"They should get news to the reader," says Talese, "in a voice of reason and calm. That's what the public wants." She laments that in the past readers had many critics they could turn to for consistent, reliable commentary. Today those critics are few. "I actually heard one book review editor say that she saw herself as 'a gatekeeper of culture.' Can you imagine that? Gatekeeper? Too many think of themselves in those terms. That's the sort of arrogance that poisons the review business."
"Twenty-five years ago, readers followed the work of reviewers they trusted and admired," says Counterpoint's Shoemaker. "Today, it's not uncommon to discover that more than half the reviews you read are by people you've never heard of, with no apparent credentials." That may explain, he says, why a book can get a great review and still sink like a stone. The public has no faith in the endorsement. "This town," says Shoemaker referring to Washington, "happens to be blessed with three or four reviewers who are trusted and who do their homework. That just isn't the case in the rest of the country."
"I like it when writers on staff at The Post review books," says Random House's Kate Medina, editor of Robert Coles and Alice Walker. "I like to know that what I'm reading is reliable."
It's the shoddiness of many review organs that worries publishers. Assignments that bespeak a lack of judgment. Clunky retellings that make novels seem tedious or give the plot away. Self-indulgent pieces that end up telling you more about the reviewer than about the book. Mean-spirited screeds by those who begrudge a certain kind of success. "And the fact that they're so seldom edited!" says Talese.
The State of the Art
Everyone agrees that no one review can kill a book. But a reviewer who falls in love with a book can make an enormous difference. It happened in 1973 when John Updike fell in love with Fear of Flying, by then unknown Erica Jong.

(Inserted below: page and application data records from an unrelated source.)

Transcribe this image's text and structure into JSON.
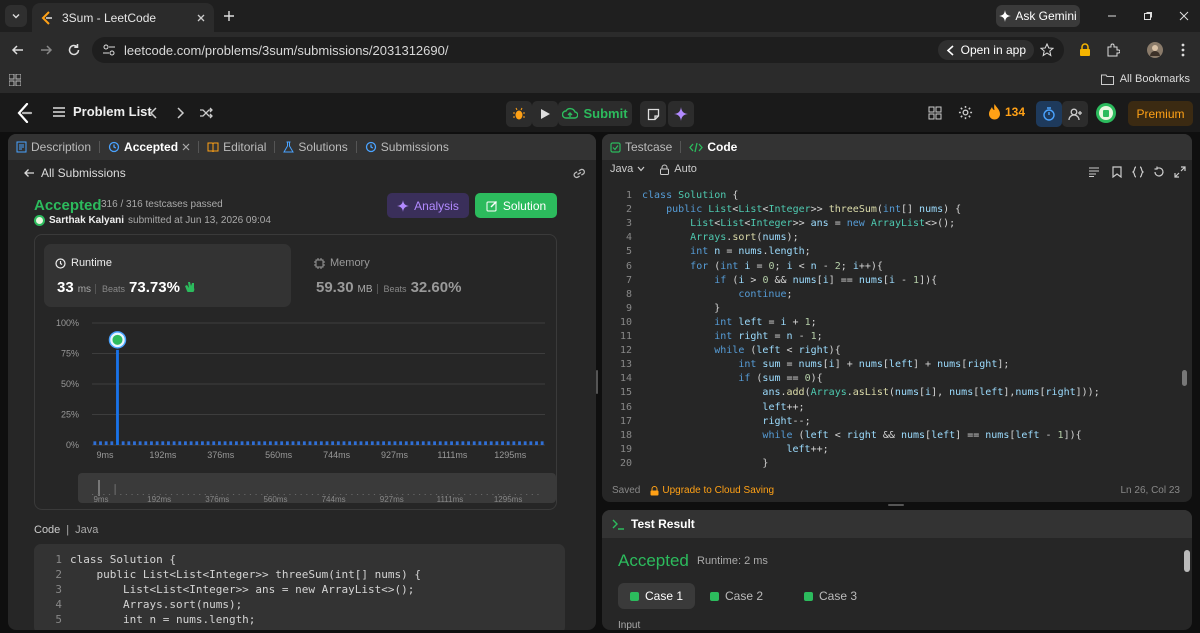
{
  "browser": {
    "tab_title": "3Sum - LeetCode",
    "url": "leetcode.com/problems/3sum/submissions/2031312690/",
    "open_in_app": "Open in app",
    "ask_gemini": "Ask Gemini",
    "all_bookmarks": "All Bookmarks"
  },
  "topbar": {
    "problem_list": "Problem List",
    "submit": "Submit",
    "streak": "134",
    "premium": "Premium"
  },
  "left_panel": {
    "tabs": [
      "Description",
      "Accepted",
      "Editorial",
      "Solutions",
      "Submissions"
    ],
    "back_label": "All Submissions",
    "status": "Accepted",
    "testcases": "316 / 316 testcases passed",
    "author": "Sarthak Kalyani",
    "submitted_at": "submitted at Jun 13, 2026 09:04",
    "analysis_btn": "Analysis",
    "solution_btn": "Solution",
    "runtime": {
      "label": "Runtime",
      "value": "33",
      "unit": "ms",
      "beats_label": "Beats",
      "beats": "73.73%"
    },
    "memory": {
      "label": "Memory",
      "value": "59.30",
      "unit": "MB",
      "beats_label": "Beats",
      "beats": "32.60%"
    },
    "code_label": "Code",
    "code_lang": "Java",
    "code_lines": [
      "class Solution {",
      "    public List<List<Integer>> threeSum(int[] nums) {",
      "        List<List<Integer>> ans = new ArrayList<>();",
      "        Arrays.sort(nums);",
      "        int n = nums.length;"
    ]
  },
  "chart_data": {
    "type": "bar",
    "yticks": [
      "100%",
      "75%",
      "50%",
      "25%",
      "0%"
    ],
    "xticks": [
      "9ms",
      "192ms",
      "376ms",
      "560ms",
      "744ms",
      "927ms",
      "1111ms",
      "1295ms"
    ],
    "ylim": [
      0,
      100
    ],
    "highlight_index": 4,
    "values": [
      3,
      3,
      3,
      3,
      78,
      3,
      3,
      3,
      3,
      3,
      3,
      3,
      3,
      3,
      3,
      3,
      3,
      3,
      3,
      3,
      3,
      3,
      3,
      3,
      3,
      3,
      3,
      3,
      3,
      3,
      3,
      3,
      3,
      3,
      3,
      3,
      3,
      3,
      3,
      3,
      3,
      3,
      3,
      3,
      3,
      3,
      3,
      3,
      3,
      3,
      3,
      3,
      3,
      3,
      3,
      3,
      3,
      3,
      3,
      3,
      3,
      3,
      3,
      3,
      3,
      3,
      3,
      3,
      3,
      3,
      3,
      3,
      3,
      3,
      3,
      3,
      3,
      3,
      3,
      3
    ]
  },
  "right_panel": {
    "testcase_tab": "Testcase",
    "code_tab": "Code",
    "language": "Java",
    "auto": "Auto",
    "lines": [
      [
        [
          "kw",
          "class "
        ],
        [
          "ty",
          "Solution "
        ],
        [
          "pl",
          "{"
        ]
      ],
      [
        [
          "pl",
          "    "
        ],
        [
          "kw",
          "public "
        ],
        [
          "ty",
          "List"
        ],
        [
          "pl",
          "<"
        ],
        [
          "ty",
          "List"
        ],
        [
          "pl",
          "<"
        ],
        [
          "ty",
          "Integer"
        ],
        [
          "pl",
          ">> "
        ],
        [
          "fn",
          "threeSum"
        ],
        [
          "pl",
          "("
        ],
        [
          "kw",
          "int"
        ],
        [
          "pl",
          "[] "
        ],
        [
          "va",
          "nums"
        ],
        [
          "pl",
          ") {"
        ]
      ],
      [
        [
          "pl",
          "        "
        ],
        [
          "ty",
          "List"
        ],
        [
          "pl",
          "<"
        ],
        [
          "ty",
          "List"
        ],
        [
          "pl",
          "<"
        ],
        [
          "ty",
          "Integer"
        ],
        [
          "pl",
          ">> "
        ],
        [
          "va",
          "ans"
        ],
        [
          "pl",
          " = "
        ],
        [
          "kw",
          "new "
        ],
        [
          "ty",
          "ArrayList"
        ],
        [
          "pl",
          "<>();"
        ]
      ],
      [
        [
          "pl",
          "        "
        ],
        [
          "ty",
          "Arrays"
        ],
        [
          "pl",
          "."
        ],
        [
          "fn",
          "sort"
        ],
        [
          "pl",
          "("
        ],
        [
          "va",
          "nums"
        ],
        [
          "pl",
          ");"
        ]
      ],
      [
        [
          "pl",
          "        "
        ],
        [
          "kw",
          "int "
        ],
        [
          "va",
          "n"
        ],
        [
          "pl",
          " = "
        ],
        [
          "va",
          "nums"
        ],
        [
          "pl",
          "."
        ],
        [
          "va",
          "length"
        ],
        [
          "pl",
          ";"
        ]
      ],
      [
        [
          "pl",
          "        "
        ],
        [
          "kw",
          "for "
        ],
        [
          "pl",
          "("
        ],
        [
          "kw",
          "int "
        ],
        [
          "va",
          "i"
        ],
        [
          "pl",
          " = "
        ],
        [
          "nu",
          "0"
        ],
        [
          "pl",
          "; "
        ],
        [
          "va",
          "i"
        ],
        [
          "pl",
          " < "
        ],
        [
          "va",
          "n"
        ],
        [
          "pl",
          " - "
        ],
        [
          "nu",
          "2"
        ],
        [
          "pl",
          "; "
        ],
        [
          "va",
          "i"
        ],
        [
          "pl",
          "++){"
        ]
      ],
      [
        [
          "pl",
          "            "
        ],
        [
          "kw",
          "if "
        ],
        [
          "pl",
          "("
        ],
        [
          "va",
          "i"
        ],
        [
          "pl",
          " > "
        ],
        [
          "nu",
          "0"
        ],
        [
          "pl",
          " && "
        ],
        [
          "va",
          "nums"
        ],
        [
          "pl",
          "["
        ],
        [
          "va",
          "i"
        ],
        [
          "pl",
          "] == "
        ],
        [
          "va",
          "nums"
        ],
        [
          "pl",
          "["
        ],
        [
          "va",
          "i"
        ],
        [
          "pl",
          " - "
        ],
        [
          "nu",
          "1"
        ],
        [
          "pl",
          "]){"
        ]
      ],
      [
        [
          "pl",
          "                "
        ],
        [
          "kw",
          "continue"
        ],
        [
          "pl",
          ";"
        ]
      ],
      [
        [
          "pl",
          "            }"
        ]
      ],
      [
        [
          "pl",
          "            "
        ],
        [
          "kw",
          "int "
        ],
        [
          "va",
          "left"
        ],
        [
          "pl",
          " = "
        ],
        [
          "va",
          "i"
        ],
        [
          "pl",
          " + "
        ],
        [
          "nu",
          "1"
        ],
        [
          "pl",
          ";"
        ]
      ],
      [
        [
          "pl",
          "            "
        ],
        [
          "kw",
          "int "
        ],
        [
          "va",
          "right"
        ],
        [
          "pl",
          " = "
        ],
        [
          "va",
          "n"
        ],
        [
          "pl",
          " - "
        ],
        [
          "nu",
          "1"
        ],
        [
          "pl",
          ";"
        ]
      ],
      [
        [
          "pl",
          "            "
        ],
        [
          "kw",
          "while "
        ],
        [
          "pl",
          "("
        ],
        [
          "va",
          "left"
        ],
        [
          "pl",
          " < "
        ],
        [
          "va",
          "right"
        ],
        [
          "pl",
          "){"
        ]
      ],
      [
        [
          "pl",
          "                "
        ],
        [
          "kw",
          "int "
        ],
        [
          "va",
          "sum"
        ],
        [
          "pl",
          " = "
        ],
        [
          "va",
          "nums"
        ],
        [
          "pl",
          "["
        ],
        [
          "va",
          "i"
        ],
        [
          "pl",
          "] + "
        ],
        [
          "va",
          "nums"
        ],
        [
          "pl",
          "["
        ],
        [
          "va",
          "left"
        ],
        [
          "pl",
          "] + "
        ],
        [
          "va",
          "nums"
        ],
        [
          "pl",
          "["
        ],
        [
          "va",
          "right"
        ],
        [
          "pl",
          "];"
        ]
      ],
      [
        [
          "pl",
          "                "
        ],
        [
          "kw",
          "if "
        ],
        [
          "pl",
          "("
        ],
        [
          "va",
          "sum"
        ],
        [
          "pl",
          " == "
        ],
        [
          "nu",
          "0"
        ],
        [
          "pl",
          "){"
        ]
      ],
      [
        [
          "pl",
          "                    "
        ],
        [
          "va",
          "ans"
        ],
        [
          "pl",
          "."
        ],
        [
          "fn",
          "add"
        ],
        [
          "pl",
          "("
        ],
        [
          "ty",
          "Arrays"
        ],
        [
          "pl",
          "."
        ],
        [
          "fn",
          "asList"
        ],
        [
          "pl",
          "("
        ],
        [
          "va",
          "nums"
        ],
        [
          "pl",
          "["
        ],
        [
          "va",
          "i"
        ],
        [
          "pl",
          "], "
        ],
        [
          "va",
          "nums"
        ],
        [
          "pl",
          "["
        ],
        [
          "va",
          "left"
        ],
        [
          "pl",
          "],"
        ],
        [
          "va",
          "nums"
        ],
        [
          "pl",
          "["
        ],
        [
          "va",
          "right"
        ],
        [
          "pl",
          "]));"
        ]
      ],
      [
        [
          "pl",
          "                    "
        ],
        [
          "va",
          "left"
        ],
        [
          "pl",
          "++;"
        ]
      ],
      [
        [
          "pl",
          "                    "
        ],
        [
          "va",
          "right"
        ],
        [
          "pl",
          "--;"
        ]
      ],
      [
        [
          "pl",
          "                    "
        ],
        [
          "kw",
          "while "
        ],
        [
          "pl",
          "("
        ],
        [
          "va",
          "left"
        ],
        [
          "pl",
          " < "
        ],
        [
          "va",
          "right"
        ],
        [
          "pl",
          " && "
        ],
        [
          "va",
          "nums"
        ],
        [
          "pl",
          "["
        ],
        [
          "va",
          "left"
        ],
        [
          "pl",
          "] == "
        ],
        [
          "va",
          "nums"
        ],
        [
          "pl",
          "["
        ],
        [
          "va",
          "left"
        ],
        [
          "pl",
          " - "
        ],
        [
          "nu",
          "1"
        ],
        [
          "pl",
          "]){"
        ]
      ],
      [
        [
          "pl",
          "                        "
        ],
        [
          "va",
          "left"
        ],
        [
          "pl",
          "++;"
        ]
      ],
      [
        [
          "pl",
          "                    }"
        ]
      ]
    ],
    "saved": "Saved",
    "upgrade": "Upgrade to Cloud Saving",
    "cursor": "Ln 26, Col 23"
  },
  "test_result": {
    "title": "Test Result",
    "status": "Accepted",
    "runtime": "Runtime: 2 ms",
    "cases": [
      "Case 1",
      "Case 2",
      "Case 3"
    ],
    "input_label": "Input"
  }
}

It happened in 1984 when the late Reid Beddow, an assistant editor at Book World, fell in love with an Annapolis businessman's novel published by the Naval Institute Press: its name, The Hunt for Red October; its author, Tom Clancy. And it happened in 1994 when Jonathan Yardley fell in love with an obscure memoir about Savannah, John Berendt's Midnight in the Garden of Good and Evil, which still lingers on bestseller lists.
"The hardest thing we publishers face is getting the word over the wall," says Talese. "The noise level created by the electronic media is so high. But every once in a while you read a truly talented writer addressing a book intelligently, and that makes it all worthwhile. Even if the review is critical." What should be everyone's goal, she says, is the support of good writing, and the promotion of print in the face of all its attendant competition. "Newspapers that cut back on book review sections end up shooting themselves in the foot," Talese says. "Readers of print end up not getting enough information about print."
But the most important thing about the book review industry, according to agent Sagalyn, is the one thing that hasn't changed at all in the past 25 years: its staunch impermeability. "The medium is a wonderfully untarnished part of the publishing process. In my experience, no amount of PR seems to have an effect on how a review will turn out." And that -- between you, me, and the lamp-post -- is as it should be.
Marie Arana-Ward, deputy editor of Book World, was formerly vice president and senior editor at Simon & Schuster and Harcourt Brace Jovanovich. She can be reached at firstname.lastname@example.org.
© Copyright 1997 The Washington Post Company